** Opening Materials provided block **

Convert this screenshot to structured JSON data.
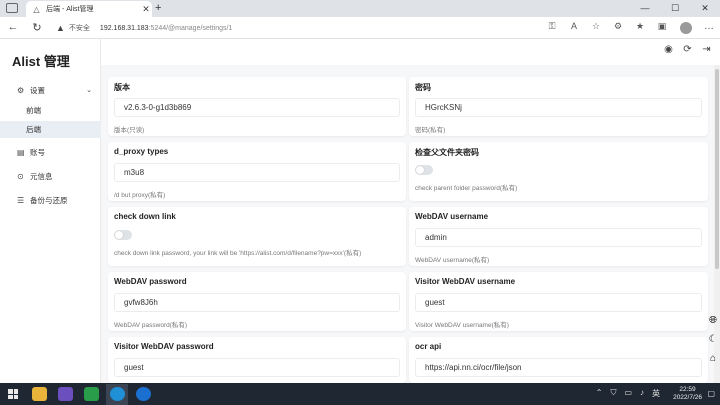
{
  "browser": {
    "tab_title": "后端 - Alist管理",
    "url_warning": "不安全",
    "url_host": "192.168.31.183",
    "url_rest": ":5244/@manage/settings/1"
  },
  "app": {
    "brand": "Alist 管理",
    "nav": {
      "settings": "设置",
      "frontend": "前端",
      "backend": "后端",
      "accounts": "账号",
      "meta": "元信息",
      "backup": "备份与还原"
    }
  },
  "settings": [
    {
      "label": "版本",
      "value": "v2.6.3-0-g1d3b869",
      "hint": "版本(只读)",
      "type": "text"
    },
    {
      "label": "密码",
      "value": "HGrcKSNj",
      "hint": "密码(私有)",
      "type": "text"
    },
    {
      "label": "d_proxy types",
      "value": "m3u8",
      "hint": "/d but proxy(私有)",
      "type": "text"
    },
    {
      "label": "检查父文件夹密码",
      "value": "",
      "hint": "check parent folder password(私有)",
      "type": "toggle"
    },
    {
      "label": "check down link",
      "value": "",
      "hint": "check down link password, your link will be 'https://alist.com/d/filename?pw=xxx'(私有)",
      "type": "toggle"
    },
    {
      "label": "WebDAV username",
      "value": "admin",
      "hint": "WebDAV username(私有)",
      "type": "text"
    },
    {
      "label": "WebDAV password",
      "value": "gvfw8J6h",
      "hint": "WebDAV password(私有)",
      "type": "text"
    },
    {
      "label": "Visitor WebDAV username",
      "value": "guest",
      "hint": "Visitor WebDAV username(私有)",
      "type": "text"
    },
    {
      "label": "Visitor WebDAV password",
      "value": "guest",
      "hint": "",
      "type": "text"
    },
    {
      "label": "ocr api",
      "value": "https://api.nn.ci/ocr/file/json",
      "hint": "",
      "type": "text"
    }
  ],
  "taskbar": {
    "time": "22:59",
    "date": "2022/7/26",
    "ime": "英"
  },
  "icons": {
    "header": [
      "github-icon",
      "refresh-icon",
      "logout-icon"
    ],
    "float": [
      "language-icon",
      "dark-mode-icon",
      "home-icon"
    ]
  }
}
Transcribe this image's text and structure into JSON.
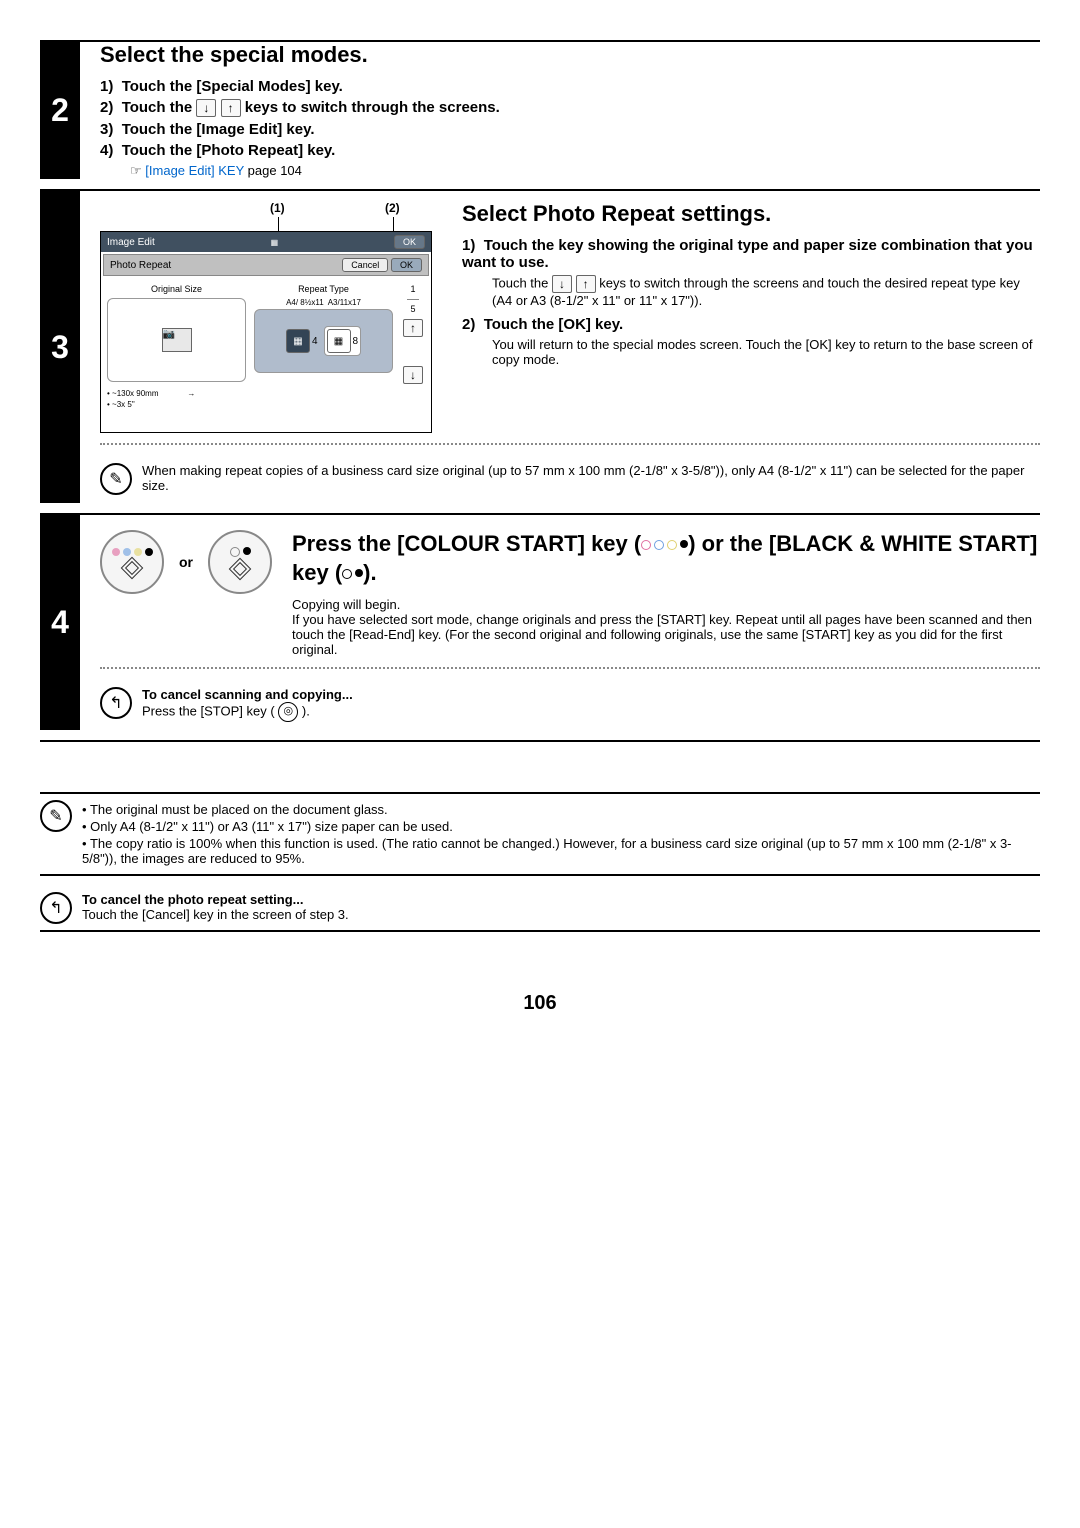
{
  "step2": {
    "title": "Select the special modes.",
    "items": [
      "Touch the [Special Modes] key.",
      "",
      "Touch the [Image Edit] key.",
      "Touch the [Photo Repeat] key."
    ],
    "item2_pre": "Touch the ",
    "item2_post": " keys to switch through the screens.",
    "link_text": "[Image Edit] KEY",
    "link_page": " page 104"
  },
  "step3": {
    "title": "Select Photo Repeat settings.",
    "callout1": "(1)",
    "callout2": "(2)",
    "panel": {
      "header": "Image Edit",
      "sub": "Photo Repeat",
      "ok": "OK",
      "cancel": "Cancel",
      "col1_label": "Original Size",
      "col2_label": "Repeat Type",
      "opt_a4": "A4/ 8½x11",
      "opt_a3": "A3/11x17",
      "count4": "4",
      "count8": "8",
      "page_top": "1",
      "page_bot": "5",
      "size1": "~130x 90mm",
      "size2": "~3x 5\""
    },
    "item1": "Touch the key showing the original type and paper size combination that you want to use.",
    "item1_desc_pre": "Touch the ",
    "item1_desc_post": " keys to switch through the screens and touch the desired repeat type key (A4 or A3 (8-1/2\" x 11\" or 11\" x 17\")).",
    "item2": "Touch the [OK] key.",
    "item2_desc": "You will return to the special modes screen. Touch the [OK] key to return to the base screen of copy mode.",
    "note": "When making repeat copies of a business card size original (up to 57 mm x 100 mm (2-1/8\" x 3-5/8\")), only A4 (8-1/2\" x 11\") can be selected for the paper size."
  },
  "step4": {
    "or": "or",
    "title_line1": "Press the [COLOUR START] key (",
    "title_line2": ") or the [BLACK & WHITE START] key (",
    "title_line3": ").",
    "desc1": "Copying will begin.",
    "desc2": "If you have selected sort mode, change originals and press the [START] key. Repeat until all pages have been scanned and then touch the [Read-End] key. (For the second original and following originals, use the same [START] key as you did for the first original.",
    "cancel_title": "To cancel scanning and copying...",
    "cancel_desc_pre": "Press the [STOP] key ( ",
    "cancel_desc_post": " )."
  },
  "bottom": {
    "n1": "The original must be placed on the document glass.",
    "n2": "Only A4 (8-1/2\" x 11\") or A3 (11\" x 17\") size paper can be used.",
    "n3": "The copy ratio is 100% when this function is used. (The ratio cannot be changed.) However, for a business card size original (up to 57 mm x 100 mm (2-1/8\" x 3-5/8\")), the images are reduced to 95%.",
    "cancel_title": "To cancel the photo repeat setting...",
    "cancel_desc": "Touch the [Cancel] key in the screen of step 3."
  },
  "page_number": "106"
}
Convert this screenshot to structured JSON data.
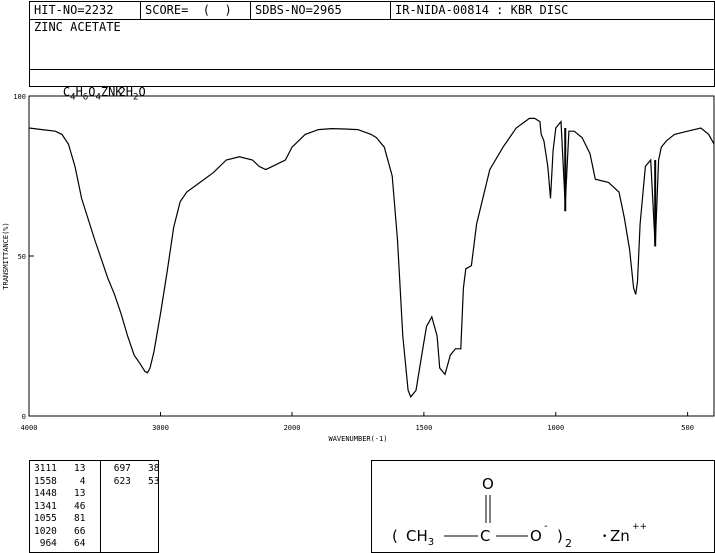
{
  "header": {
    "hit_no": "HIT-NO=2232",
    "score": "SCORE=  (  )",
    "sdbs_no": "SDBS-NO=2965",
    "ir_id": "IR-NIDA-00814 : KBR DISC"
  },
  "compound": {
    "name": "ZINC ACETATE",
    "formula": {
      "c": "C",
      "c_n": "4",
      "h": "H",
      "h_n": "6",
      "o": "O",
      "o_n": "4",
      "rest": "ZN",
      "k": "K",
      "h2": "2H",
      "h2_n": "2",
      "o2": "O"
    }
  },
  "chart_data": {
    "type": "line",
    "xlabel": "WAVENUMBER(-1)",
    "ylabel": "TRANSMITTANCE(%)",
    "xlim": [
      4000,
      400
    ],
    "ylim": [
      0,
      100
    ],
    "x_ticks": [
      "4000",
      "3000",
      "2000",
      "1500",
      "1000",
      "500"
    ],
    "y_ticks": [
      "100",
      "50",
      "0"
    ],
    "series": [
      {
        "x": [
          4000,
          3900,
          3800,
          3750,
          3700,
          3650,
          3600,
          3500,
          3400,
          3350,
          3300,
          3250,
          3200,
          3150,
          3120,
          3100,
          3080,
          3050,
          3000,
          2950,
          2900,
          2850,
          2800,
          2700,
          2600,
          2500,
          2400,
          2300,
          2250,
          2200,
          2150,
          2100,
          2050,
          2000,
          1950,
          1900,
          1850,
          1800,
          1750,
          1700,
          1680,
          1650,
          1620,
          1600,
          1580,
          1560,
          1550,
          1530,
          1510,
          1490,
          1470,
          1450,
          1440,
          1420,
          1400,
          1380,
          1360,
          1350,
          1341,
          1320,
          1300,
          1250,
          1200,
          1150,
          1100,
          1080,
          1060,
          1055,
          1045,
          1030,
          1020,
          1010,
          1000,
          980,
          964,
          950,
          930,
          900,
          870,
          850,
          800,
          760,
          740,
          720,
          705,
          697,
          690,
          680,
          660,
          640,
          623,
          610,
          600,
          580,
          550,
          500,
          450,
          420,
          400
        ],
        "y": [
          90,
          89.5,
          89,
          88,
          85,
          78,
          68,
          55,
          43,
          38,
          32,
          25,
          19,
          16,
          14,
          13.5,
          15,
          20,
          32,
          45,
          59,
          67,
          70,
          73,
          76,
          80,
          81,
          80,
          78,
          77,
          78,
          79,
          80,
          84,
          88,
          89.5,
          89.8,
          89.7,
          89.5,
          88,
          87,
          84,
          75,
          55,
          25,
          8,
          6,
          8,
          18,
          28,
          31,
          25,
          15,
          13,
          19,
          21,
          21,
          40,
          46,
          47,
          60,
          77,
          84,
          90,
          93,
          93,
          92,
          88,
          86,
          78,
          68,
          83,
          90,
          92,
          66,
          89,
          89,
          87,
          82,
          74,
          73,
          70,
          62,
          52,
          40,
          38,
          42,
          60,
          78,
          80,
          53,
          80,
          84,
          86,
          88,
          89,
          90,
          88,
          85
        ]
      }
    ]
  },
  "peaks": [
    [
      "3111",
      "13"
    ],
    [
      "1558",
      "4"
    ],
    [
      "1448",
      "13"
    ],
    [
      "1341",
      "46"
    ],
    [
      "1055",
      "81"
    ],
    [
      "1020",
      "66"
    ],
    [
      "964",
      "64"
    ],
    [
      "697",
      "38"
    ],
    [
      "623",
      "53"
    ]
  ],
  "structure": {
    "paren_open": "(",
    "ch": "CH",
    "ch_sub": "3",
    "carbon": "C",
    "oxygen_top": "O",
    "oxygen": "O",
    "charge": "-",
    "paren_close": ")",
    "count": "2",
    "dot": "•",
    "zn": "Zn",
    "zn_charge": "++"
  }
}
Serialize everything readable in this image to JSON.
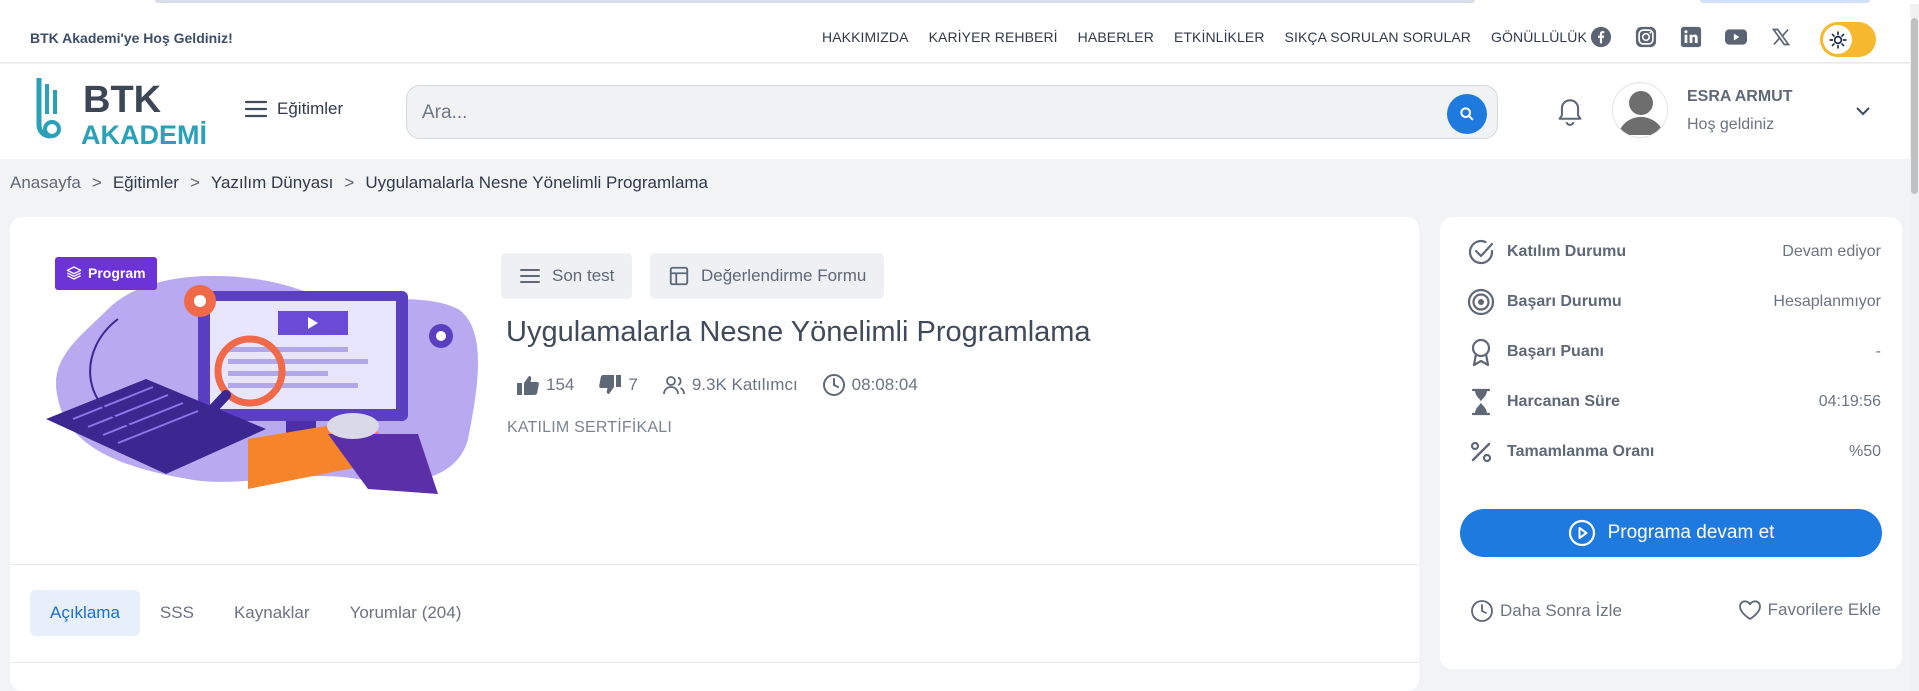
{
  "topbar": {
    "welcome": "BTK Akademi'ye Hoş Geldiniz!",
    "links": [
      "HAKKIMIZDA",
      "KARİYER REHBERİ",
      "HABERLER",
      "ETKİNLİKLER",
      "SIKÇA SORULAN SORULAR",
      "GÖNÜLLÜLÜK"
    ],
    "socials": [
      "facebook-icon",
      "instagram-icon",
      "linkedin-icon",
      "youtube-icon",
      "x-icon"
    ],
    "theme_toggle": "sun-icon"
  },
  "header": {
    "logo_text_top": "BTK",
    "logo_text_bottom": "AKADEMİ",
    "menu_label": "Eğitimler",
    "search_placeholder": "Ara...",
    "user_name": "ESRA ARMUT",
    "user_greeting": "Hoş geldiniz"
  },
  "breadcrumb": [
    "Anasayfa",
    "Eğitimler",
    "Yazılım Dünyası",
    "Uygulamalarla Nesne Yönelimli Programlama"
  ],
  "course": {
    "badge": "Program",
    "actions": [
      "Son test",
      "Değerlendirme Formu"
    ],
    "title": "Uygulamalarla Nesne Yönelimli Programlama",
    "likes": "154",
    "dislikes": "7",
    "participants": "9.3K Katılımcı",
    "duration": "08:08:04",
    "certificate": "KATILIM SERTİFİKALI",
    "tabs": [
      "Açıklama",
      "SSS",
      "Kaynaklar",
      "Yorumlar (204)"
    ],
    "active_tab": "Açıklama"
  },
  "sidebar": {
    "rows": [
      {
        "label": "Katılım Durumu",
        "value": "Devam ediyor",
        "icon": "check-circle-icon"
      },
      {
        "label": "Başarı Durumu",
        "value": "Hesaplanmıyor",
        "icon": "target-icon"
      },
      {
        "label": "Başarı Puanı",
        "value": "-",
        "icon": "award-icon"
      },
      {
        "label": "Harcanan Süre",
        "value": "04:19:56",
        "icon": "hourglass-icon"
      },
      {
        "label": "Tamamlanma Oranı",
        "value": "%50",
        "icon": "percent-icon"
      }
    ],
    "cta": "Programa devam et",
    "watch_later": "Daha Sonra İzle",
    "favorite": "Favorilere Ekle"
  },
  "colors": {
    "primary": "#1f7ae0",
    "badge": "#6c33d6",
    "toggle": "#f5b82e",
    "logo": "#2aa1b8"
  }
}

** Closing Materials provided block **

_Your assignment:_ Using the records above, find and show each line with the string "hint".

_Exercise output:_
      "hint": "版本(只读)",
      "hint": "密码(私有)",
      "hint": "/d but proxy(私有)",
      "hint": "check parent folder password(私有)",
      "hint": "check down link password, your link will be 'https://alist.com/d/filename?pw=xxx'(私有)",
      "hint": "WebDAV username(私有)",
      "hint": "WebDAV password(私有)",
      "hint": "Visitor WebDAV username(私有)",
      "hint": "",
      "hint": "",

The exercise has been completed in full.